──────── MATERIALS PROVIDED

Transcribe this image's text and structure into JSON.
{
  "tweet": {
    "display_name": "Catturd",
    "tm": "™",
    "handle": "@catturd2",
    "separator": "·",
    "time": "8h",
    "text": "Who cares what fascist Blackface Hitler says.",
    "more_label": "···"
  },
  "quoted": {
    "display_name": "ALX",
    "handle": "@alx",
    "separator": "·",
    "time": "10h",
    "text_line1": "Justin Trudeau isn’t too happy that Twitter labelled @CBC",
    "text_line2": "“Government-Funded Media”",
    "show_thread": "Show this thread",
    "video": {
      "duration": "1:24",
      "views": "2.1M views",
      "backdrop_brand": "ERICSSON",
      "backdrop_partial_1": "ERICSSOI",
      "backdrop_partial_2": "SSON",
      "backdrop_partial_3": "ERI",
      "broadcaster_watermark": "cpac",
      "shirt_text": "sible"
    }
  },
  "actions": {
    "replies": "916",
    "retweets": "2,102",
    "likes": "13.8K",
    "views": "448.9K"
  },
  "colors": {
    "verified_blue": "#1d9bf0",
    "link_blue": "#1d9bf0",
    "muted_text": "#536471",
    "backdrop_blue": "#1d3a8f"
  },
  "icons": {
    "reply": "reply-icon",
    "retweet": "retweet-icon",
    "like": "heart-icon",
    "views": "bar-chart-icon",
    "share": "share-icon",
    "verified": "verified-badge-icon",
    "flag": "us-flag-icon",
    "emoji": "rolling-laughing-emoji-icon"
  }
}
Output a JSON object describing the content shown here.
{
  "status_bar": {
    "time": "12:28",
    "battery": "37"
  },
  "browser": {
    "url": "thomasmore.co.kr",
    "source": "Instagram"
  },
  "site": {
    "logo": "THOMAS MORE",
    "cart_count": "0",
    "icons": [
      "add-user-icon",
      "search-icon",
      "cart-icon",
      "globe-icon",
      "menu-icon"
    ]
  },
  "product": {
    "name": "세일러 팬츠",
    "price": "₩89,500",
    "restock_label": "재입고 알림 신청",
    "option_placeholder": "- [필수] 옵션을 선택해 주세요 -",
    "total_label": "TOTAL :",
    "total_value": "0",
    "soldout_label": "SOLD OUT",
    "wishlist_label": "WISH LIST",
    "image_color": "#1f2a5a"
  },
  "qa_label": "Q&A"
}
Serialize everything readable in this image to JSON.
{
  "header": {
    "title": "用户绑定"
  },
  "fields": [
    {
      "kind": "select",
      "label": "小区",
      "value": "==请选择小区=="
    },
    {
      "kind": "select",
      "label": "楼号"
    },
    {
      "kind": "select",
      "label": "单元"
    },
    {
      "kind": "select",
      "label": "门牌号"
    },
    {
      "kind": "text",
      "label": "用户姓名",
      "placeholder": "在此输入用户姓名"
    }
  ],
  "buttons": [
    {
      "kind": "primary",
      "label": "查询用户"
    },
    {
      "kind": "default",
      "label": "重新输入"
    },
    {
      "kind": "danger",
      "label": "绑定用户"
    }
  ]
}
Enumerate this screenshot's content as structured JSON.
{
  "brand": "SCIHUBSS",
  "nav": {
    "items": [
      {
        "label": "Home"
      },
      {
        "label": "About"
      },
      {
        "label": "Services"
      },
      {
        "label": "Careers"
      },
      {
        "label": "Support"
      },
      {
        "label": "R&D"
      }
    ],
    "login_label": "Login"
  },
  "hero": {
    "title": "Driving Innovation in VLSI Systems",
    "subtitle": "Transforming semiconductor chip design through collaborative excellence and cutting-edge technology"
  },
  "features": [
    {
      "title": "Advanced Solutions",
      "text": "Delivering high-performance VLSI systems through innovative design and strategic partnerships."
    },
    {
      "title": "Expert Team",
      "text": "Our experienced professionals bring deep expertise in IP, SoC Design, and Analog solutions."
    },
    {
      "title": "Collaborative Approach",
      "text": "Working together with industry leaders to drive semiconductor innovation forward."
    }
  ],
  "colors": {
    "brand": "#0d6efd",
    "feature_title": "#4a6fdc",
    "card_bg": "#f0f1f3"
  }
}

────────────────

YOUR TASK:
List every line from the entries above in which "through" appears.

TASK SOLUTION:
    "subtitle": "Transforming semiconductor chip design through collaborative excellence and cutting-edge technology"
      "text": "Delivering high-performance VLSI systems through innovative design and strategic partnerships."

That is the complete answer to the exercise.